That picturesque little hamlet down on State Route 12 just over the Broome-Chenango border is Chenango Forks. It is so named because it lies on the confluence (the fork) of the Chenango and Tioughnioga rivers. Mercifully, it is not called Tioughnioga Forks. A few decades ago a tavern there was called the “Last Chance.” I often wondered, last chance for what?
Historically, the confluence was an important switching point for the Indians. They took the Tioughnioga to go to Onondaga and the Chenango to go to Oneida (Souvenirs January 16, 2006). The confluence was the apex of the famous Chenango Triangle, whose northern base was a line between the Tioughnioga River on the west and the Chenango River on the east. The current towns, or parts thereof, of Smithville, Greene, and Oxford were once in the Triangle. The Broome towns of Lisle, Barker, and the aptly named Triangle were also. In 1798, the Triangle was originally split into two parts by a straight line between the practical midpoint of the base and the confluence. This midpoint was the southeastern corner of what was the Military Tract and then became Onondaga County. The western part stayed in what was then Tioga County and the eastern part went to the newly formed Chenango County. This Triangle is one reason why the southern towns of Chenango County are shaped so differently from the northern towns, which were originally the neat, boxy Twenty Towns.

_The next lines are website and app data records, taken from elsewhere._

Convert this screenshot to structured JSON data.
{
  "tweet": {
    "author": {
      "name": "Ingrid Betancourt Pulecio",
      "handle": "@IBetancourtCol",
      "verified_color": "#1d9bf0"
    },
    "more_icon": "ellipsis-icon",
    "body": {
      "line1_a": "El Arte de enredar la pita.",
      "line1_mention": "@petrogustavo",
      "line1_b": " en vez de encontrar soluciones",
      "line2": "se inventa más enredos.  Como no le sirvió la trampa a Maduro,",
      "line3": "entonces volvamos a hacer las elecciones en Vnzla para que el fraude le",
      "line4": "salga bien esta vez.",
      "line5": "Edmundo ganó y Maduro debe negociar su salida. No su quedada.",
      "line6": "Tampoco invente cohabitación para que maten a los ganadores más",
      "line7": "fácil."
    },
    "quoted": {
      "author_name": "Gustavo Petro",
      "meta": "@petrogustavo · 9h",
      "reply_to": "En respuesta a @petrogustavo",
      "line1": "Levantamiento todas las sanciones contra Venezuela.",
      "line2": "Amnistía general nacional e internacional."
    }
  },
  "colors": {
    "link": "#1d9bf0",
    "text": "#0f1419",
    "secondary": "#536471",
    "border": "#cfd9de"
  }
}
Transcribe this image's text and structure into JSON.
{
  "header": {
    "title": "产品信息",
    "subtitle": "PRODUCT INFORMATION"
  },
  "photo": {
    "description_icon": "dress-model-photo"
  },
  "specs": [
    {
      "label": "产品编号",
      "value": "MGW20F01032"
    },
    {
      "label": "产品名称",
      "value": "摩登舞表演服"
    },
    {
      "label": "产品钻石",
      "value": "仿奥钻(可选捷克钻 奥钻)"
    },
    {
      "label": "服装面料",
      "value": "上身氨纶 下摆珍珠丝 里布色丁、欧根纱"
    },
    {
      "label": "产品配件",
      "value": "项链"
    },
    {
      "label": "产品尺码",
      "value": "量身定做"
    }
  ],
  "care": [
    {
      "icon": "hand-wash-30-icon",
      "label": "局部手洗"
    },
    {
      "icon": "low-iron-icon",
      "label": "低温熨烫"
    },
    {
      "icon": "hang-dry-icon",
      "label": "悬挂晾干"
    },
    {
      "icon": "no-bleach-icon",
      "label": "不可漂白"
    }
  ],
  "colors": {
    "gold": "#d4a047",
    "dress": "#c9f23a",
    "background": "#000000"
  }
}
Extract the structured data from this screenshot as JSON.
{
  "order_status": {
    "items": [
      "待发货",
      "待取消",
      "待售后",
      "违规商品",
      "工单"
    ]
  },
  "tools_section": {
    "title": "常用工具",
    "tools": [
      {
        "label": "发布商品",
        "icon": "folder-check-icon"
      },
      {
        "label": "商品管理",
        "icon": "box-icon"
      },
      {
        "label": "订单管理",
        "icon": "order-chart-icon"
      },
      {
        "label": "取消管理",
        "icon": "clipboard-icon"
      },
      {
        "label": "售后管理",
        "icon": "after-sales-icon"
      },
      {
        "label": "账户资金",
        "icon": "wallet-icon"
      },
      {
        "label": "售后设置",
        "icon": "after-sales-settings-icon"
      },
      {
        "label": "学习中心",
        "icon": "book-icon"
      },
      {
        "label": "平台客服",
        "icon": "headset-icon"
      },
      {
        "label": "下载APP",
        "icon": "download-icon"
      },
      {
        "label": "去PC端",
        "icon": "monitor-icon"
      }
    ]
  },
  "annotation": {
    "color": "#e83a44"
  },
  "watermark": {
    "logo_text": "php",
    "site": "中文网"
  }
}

In 1798, the southeast corner of Onondaga County was where the three counties of Broome, Chenango, and Cortland meet today. (I wrote about my adventures finding that marker in a Souvenirs article on November 7, 2005.)